Video is recorded at 3840 x 2160 at up to 30p and full HD at 120p. In 4K video you’ll experience a 1.2x crop of the sensor when shooting at 30p (but not at 24p). As with stills, the a6500’s video performance is essentially identical to the a6300, with excellent color rendition and numerous picture profile options to get you a very color-gradable file. You’ll have a nice selection of exposure aids, including a focus magnifier, zebra stripes and focus peaking.
The a6500 has an immense array of AF points and can deliver an extremely consistent continuous autofocusing experience for stills. This is an excellent choice for shooting sports or any fast-paced action. There are a bewildering array of AF options that Sony packs into the camera’s menu, so you’ll have to do a bit of fine-tuning to get the AF behavior you desire. The a6500 did struggle in areas of strong backlighting (which isn’t surprising) so it’s not infallible. One thing that also slipped us up is that if you select a focus point on the touch screen, you’ll over-ride your given AF setting. Continuous AF in video was not as consistently fluid as we’ve found in Canon DSLRs with Dual Pixel CMOS AF, but still very good.
The addition of in-body stabilization is definitely a plus, even if it’s not quite as impressive as the implementation of Olympus OMD-EM 1 Mark II (or even that of Sony’s full-frame series). We were comfortable shooting handheld at 1/30 sec. shutter speeds, though handheld video shooting was quite steady.
There had been user complaints about the a6300 over-heating during video recording. Even though we had the a6500 during an unseasonably warm stretch of February, we didn’t have a chance to get into very hot conditions. After 30 minutes of recording indoors, the camera was slightly warm to the touch (particularly the top plate) but only mildly so. The camera automatically ends recording at 30 minutes and after a second round of roughly 20 minutes the camera wasn’t significantly much warmer. Your mileage in warmer climes may vary, though.
Battery life clocks in at an underwhelming 310 shots or a little over one hour of video recording. This is actually a shorter battery life than the a6300 (likely the result of in-body stabilization) and an ongoing liability of mirrorless cameras generally.
Sony’s a6500 is an incredibly versatile, impeccably designed camera. Price-wise, it sits in a kind of gray zone. It’s cheaper than flagship cameras like Fuji’s X-T2, the Panasonic GH5 and Olympus’ E-M1 Mark II while offering a very competitive feature set. Compared to APS-C DSLRs, opting for the a6500 means you’ll take a big hit on battery life—Canon’s 80D and Nikon’s D500 deliver almost four times as much battery life. But its smaller, more compact build means there will be plenty of room for spare batteries in your gear bag.

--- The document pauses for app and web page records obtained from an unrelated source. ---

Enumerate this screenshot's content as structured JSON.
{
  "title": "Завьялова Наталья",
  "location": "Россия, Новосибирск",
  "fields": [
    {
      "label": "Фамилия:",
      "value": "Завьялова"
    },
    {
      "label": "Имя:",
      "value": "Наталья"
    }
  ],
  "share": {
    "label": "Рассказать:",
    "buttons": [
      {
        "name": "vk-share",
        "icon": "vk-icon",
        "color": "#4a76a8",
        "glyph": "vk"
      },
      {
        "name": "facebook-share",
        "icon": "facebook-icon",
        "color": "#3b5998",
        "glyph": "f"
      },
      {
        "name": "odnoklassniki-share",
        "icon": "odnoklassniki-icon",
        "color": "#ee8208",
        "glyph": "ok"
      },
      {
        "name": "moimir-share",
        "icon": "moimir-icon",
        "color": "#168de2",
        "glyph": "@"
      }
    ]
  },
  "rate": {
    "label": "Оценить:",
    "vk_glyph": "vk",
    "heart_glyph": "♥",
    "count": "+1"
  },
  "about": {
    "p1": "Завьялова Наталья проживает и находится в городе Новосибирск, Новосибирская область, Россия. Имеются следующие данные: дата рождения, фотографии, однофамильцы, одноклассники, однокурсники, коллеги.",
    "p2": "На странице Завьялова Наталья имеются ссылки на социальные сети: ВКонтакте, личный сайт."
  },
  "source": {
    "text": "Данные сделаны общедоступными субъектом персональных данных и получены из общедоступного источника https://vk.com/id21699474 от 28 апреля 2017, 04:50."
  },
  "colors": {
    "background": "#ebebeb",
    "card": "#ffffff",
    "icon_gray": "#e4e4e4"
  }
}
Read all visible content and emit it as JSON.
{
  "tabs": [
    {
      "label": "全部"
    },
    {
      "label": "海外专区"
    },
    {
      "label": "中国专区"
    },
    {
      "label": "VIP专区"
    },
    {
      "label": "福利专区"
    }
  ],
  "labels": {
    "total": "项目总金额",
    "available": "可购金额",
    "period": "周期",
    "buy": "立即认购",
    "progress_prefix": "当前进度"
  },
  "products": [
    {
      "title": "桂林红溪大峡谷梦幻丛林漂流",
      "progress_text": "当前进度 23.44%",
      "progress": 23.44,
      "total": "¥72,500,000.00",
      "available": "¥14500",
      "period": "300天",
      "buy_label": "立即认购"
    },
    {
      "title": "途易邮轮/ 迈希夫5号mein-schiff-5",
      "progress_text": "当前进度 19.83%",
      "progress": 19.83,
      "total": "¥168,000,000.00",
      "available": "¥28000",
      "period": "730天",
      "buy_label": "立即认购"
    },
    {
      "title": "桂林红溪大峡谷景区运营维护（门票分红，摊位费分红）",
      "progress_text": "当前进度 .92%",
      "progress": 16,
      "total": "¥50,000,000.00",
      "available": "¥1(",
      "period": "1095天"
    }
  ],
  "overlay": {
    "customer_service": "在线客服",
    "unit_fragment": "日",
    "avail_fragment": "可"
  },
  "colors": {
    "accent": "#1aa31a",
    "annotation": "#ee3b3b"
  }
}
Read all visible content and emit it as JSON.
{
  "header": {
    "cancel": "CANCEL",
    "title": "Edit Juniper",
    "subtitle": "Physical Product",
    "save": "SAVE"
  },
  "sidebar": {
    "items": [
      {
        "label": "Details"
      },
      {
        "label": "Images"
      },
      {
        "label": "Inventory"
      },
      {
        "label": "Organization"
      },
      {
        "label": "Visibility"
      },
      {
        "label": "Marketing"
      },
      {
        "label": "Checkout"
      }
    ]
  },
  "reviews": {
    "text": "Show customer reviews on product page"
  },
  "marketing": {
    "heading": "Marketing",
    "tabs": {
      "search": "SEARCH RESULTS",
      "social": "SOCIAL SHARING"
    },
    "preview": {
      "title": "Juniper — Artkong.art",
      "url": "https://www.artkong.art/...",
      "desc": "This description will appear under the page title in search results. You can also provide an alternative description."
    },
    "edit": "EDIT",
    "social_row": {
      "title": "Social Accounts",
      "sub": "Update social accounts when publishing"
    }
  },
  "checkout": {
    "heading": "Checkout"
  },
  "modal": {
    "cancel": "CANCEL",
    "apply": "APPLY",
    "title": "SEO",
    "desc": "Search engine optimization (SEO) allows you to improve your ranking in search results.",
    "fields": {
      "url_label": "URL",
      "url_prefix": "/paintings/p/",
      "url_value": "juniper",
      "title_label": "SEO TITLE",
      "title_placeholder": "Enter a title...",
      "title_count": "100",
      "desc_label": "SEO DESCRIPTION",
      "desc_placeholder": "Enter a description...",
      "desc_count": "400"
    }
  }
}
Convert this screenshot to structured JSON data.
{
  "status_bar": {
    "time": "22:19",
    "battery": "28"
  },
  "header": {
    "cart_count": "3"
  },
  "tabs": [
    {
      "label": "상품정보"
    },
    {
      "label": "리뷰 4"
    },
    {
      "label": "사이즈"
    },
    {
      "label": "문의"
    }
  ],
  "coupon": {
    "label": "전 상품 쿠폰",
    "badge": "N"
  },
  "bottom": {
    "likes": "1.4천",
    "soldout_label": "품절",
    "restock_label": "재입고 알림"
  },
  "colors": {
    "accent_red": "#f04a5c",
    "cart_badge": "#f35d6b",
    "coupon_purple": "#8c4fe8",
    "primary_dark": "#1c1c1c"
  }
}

If you’re looking at the a6300, you’ll have to decide whether improved stabilization, a touch screen and huge buffer memory are worth the extra $500. The a6500 isn’t a fully formed pro APS-C camera—it lacks dual memory card slots, a headphone jack and additional controls like a front scroll wheel—but it’s still a solid camera.
PROS: Fast and accurate AF system; 5-axis image stabilizer; improved build quality; highly customizable; excellent continuous shooting; great still and video quality.
CONS: Poor battery life; missing headphone jack; single memory card slot.